= Beginning of Section =

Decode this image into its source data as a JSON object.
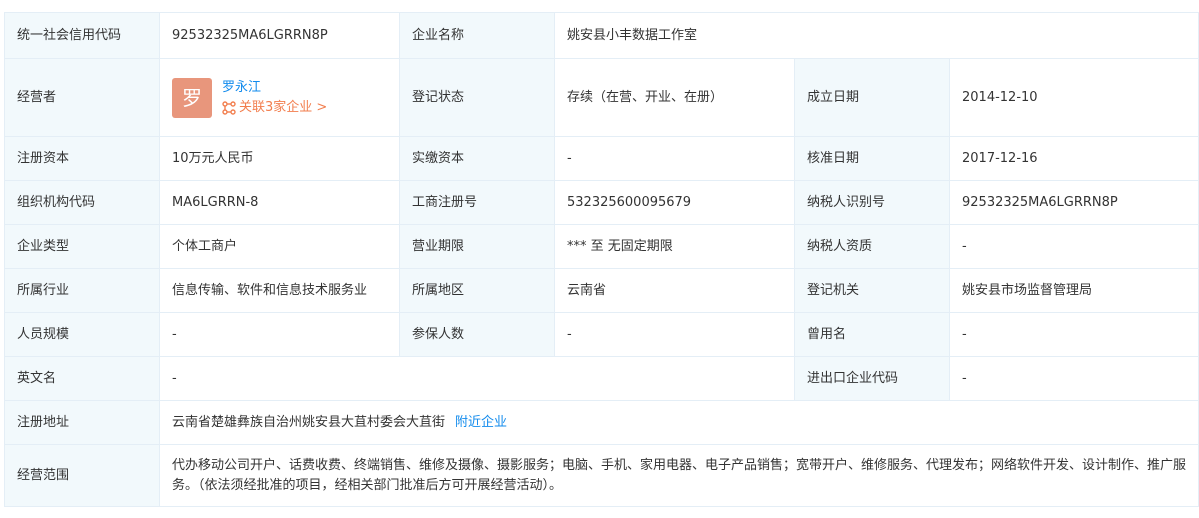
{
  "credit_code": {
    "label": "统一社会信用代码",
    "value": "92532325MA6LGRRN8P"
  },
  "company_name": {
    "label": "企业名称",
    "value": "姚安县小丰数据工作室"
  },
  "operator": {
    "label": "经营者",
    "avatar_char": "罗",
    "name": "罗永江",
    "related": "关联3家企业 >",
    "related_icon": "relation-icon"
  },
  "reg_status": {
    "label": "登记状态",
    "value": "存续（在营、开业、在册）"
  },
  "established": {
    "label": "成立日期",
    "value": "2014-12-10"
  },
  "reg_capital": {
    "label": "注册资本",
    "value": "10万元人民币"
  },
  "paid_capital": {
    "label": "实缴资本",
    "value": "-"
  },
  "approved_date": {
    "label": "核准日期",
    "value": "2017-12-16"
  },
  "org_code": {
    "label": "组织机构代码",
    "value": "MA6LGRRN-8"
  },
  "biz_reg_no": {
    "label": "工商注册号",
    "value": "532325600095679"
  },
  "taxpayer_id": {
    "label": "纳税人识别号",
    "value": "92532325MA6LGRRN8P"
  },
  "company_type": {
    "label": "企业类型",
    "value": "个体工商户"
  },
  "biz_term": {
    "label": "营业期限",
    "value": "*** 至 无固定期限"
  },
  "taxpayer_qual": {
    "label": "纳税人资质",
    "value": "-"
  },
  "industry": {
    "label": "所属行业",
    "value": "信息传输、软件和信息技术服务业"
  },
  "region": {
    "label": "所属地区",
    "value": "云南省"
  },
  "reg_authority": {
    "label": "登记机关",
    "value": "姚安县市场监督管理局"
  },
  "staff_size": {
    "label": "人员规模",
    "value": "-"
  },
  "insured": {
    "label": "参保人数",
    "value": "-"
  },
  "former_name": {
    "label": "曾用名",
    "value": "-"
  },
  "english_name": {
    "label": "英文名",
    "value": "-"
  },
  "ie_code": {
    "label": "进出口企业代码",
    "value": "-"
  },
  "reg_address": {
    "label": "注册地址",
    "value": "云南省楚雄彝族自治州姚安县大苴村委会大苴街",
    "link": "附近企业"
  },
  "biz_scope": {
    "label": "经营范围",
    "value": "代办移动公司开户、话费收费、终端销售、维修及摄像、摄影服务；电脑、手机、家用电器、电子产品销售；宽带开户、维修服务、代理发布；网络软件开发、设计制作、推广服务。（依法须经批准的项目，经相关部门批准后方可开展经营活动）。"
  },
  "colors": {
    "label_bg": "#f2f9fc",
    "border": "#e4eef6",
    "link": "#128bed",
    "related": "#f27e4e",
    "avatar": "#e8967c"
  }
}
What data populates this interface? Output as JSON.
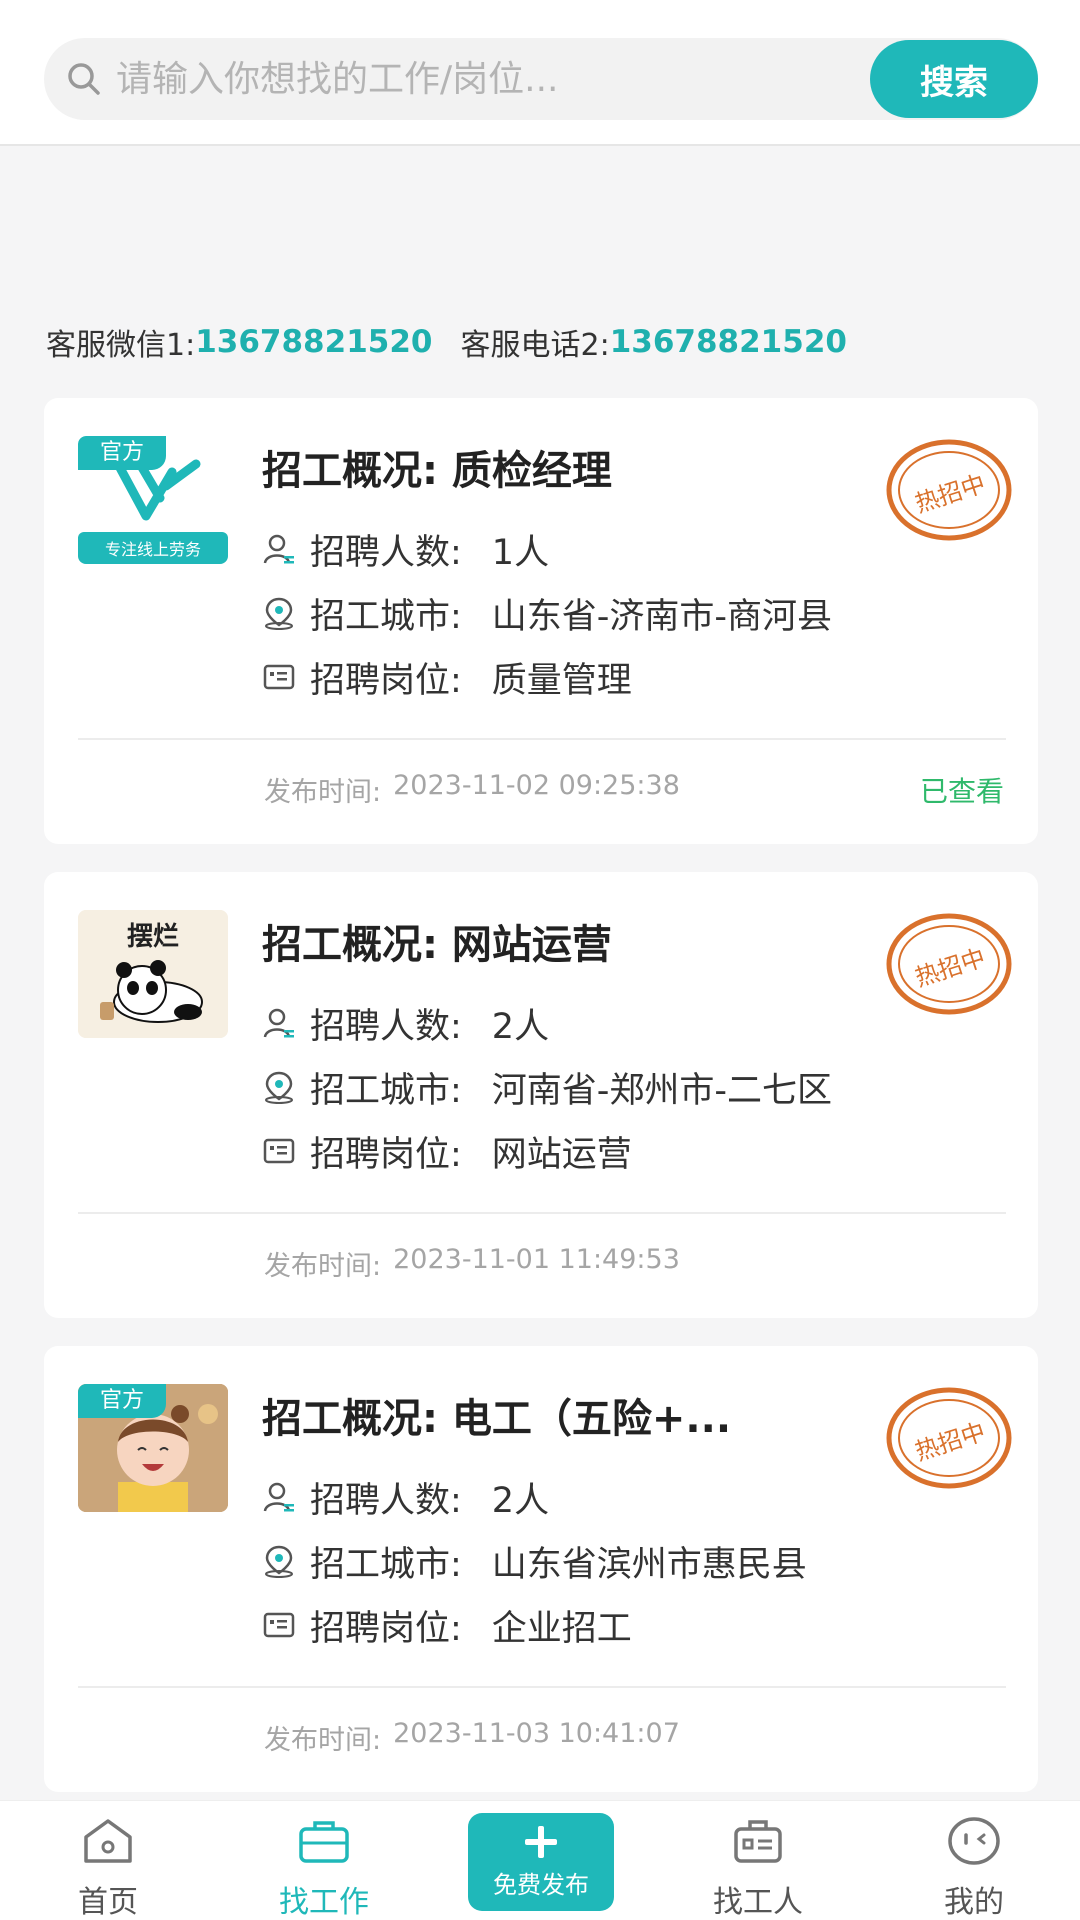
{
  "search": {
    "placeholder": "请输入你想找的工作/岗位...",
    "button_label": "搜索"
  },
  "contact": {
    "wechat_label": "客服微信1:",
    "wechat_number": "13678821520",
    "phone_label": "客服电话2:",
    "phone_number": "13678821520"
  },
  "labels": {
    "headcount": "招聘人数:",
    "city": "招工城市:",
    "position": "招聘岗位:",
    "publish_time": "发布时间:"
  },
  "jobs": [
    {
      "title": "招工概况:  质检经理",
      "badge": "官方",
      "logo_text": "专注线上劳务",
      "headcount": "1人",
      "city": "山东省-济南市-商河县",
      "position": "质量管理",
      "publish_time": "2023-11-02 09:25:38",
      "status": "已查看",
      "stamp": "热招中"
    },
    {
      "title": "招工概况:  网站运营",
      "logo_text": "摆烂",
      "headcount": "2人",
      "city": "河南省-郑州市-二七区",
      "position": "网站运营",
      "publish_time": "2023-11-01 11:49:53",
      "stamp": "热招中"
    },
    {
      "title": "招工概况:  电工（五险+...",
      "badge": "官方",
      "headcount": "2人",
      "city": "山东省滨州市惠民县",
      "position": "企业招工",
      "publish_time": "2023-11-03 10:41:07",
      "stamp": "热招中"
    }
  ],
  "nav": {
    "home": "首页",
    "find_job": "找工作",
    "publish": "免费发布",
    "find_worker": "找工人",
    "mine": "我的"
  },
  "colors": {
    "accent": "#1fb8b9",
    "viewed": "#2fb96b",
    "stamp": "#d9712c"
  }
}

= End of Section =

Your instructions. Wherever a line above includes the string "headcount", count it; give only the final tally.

Response below. 4